I think I forgot to post about part 4. Part 4 was pretty uneventful. It was after the lay-offs, and I was still beyond stressed.
Part 5 is much better. Yesterday I went for my last acupuncture session of Phase One (once a week for five weeks). I was in an upbeat mood. Apparently my tongue looked better and my pulse felt better, and my gastronomic distress has subsided. Dr. F. pronounced me "improved" and said this time she would treat my front.
She stuck needles in the top of my head, my belly, my arms, my shins and my feet. This was a little more disconcerting than usual, because usually I can't see the needles. I closed my eyes and tried to visualize all the ickiness flowing out of me through those needle points. She also said I'd only have to take my herbs once a day. I haven't been taking herbs at all since I started taking cold meds (I don't know why I worry more about their reaction than my other medicine -- maybe since I'd told her about the other medicine and not the cold medicine), but as soon as I can go a day without Sudafed, I'm going to start.
In Western science, although my insurance provider agreed to cover as in-network 10 acupuncture visits, I have yet to get reimbursed for one of them. First, they said the codes were wrong. I fixed the codes and mailed them another receipt. Then, they said they couldn't read her handwriting and they didn't have the right tax ID number. I called her, and she said she'd have to call me back on Friday with a different tax ID number. Why Friday? She didn't have her tax ID number at her place of business and Thursdays are her rest day. I have to sort of appreciate her laid-back approach to insurance, though -- after all, she has told me not to worry about stuff. I suppose it is easier for her not to worry about insurance, though, as she has ALREADY BEEN PAID. Stay tuned to see if I'm able to rip almost $400 back from the bowels of corporate insurance for something they agreed in writing to cover almost three months ago. You and I both know it won't come without a fight. I, fortunately, have a high tolerance for writing multiple letters and making multiple calls. I know how much it costs a company when you call in, and I have no problem with calling three or four times a day if I'm really trying to get a point across.

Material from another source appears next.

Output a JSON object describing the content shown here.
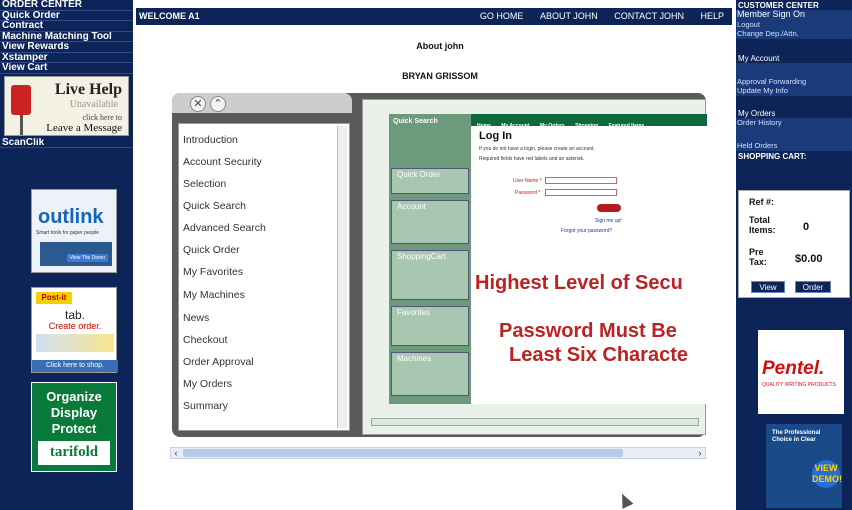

So how do I feel about Eastern medicine now? I made an appointment for three weeks from now for a follow-up. While my back does still occasionally hurt, I'm able to soothe the pain with massage and a heating pad. I won't say it's cured me completely, but as long as I have a desk job, I think back pain is going to be an occupational hazard. I will say the difference between my pain before acupuncture and after acupuncture is shocking.
Interestingly, too, I'm calmer. I don't know if I can really attribute this to the acupuncture or the fact that my beloved has a new, more stable job, and I didn't get laid off. Those were two major stresses in my life that have rectified themselves in the past two months. But I do feel much more capable of handling life now. Maybe it's the acupuncture, maybe it's not, but who cares? WHAT HARM? I do know that I've trusted Dr. F. more than I do most of my Western doctors. I like the holistic approach to treatment. I like the idea of not just patching holes all the time. While I will certainly continue to go to Western doctors when I need them, I think the two types of medicine can certainly live in harmony in my life.